However, some people are more sensitive to the effects of salt than others, so it’s recommended that individuals with hypertension, African Americans, and middle-aged and older adults should limit intake to 1500 mg of sodium a day.

Adopt these habits to lower your salt intake:

  • Read food labels.
  • Choose foods low in sodium.
  • Eat more fresh fruits and vegetables.
  • Consume foods that are rich in potassium, such as leafy green vegetables and fruits from vines.
  • Potassium can help blunt the effects of sodium on blood pressure. The recommended intake of potassium for adolescents and adults is 4700 mg/day.
  • Flavor food with pepper, herbs, and spices instead of salt.
  • Choose unsalted snacks with savory flavors.

Build good gut bacteria to protect your health

The digestive tract is home to roughly four pounds of bacteria — your gut microbiome. Some strains are helpful, some are harmful. Both have roles to play, but it’s important to support your “good” bacteria for healthy immune function, brain function, and mood, and to avoid leaky gut, SIBO (small intestine bacterial overgrowth), and systemic inflammation that leads to autoimmunity and other chronic health conditions.

It’s easy to support a healthy gut with these simple habits:

  • Eat plentiful and varied produce; this is the best way to support a healthy gut environment.
  • Supplement with probiotics; they work best in a gut environment that’s already being supported with plenty of fiber from fruits and veggies.
  • Avoid excess sugar.
  • Get regular exercise.
  • Drink plenty of filtered water.

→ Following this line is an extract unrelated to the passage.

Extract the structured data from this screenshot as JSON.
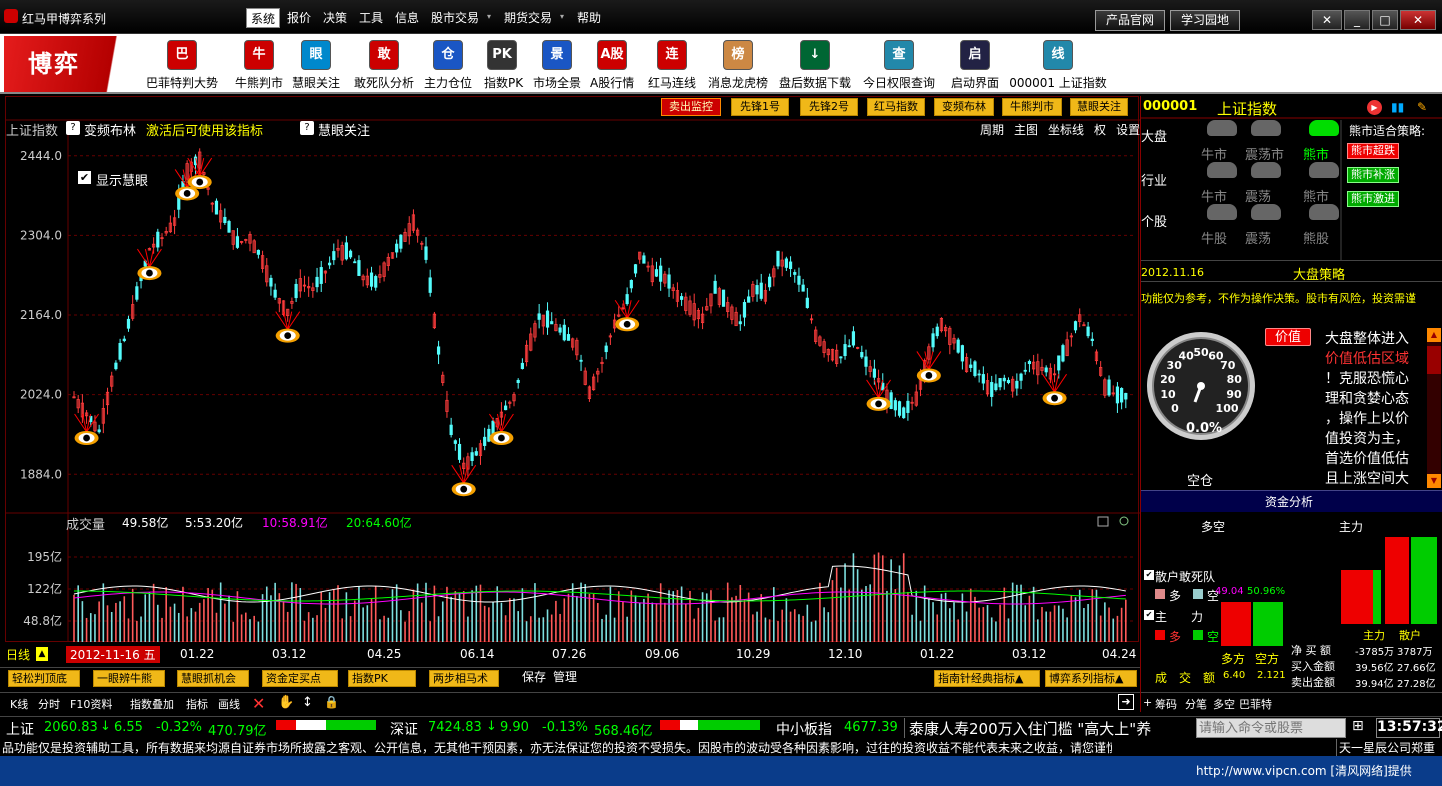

What if I have low blood pressure?

Adequate blood pressure is necessary to push blood carrying oxygen and nutrients into your tissues. Chronically low blood pressure can result in reduced brain function and neurodegeneration.

Low blood pressure is also often a sign of chronic stress, adrenal fatigue, autoimmunity, or chronic infection.

If you have low blood pressure you need to get it up as close as you can to 120/80.

Salt can help raise blood pressure. While a high-salt diet is not recommended for most of the population, people with chronically low blood pressure may need to consume more than the recommended daily amount of salt. It’s a matter of experimentation to see what level of salt intake is appropriate for you without raising symptoms of inflammation.

Glycyrrhiza. Extracted from licorice root, this natural compound increases the hormone aldosterone, helping to retain sodium and raise low blood pressure. You can use a liposomal cream version or an oral licorice root extract.

When you work with salt and glycyrrhiza to raise your blood pressure, you will need to purchase a good home-use blood pressure cuff. Measure your blood pressure throughout the day and experiment with dosages. A return to normal blood pressure typically results in a dramatic increase in overall energy and brain function.

For help with low blood pressure or dietary management of salt intake, contact my office.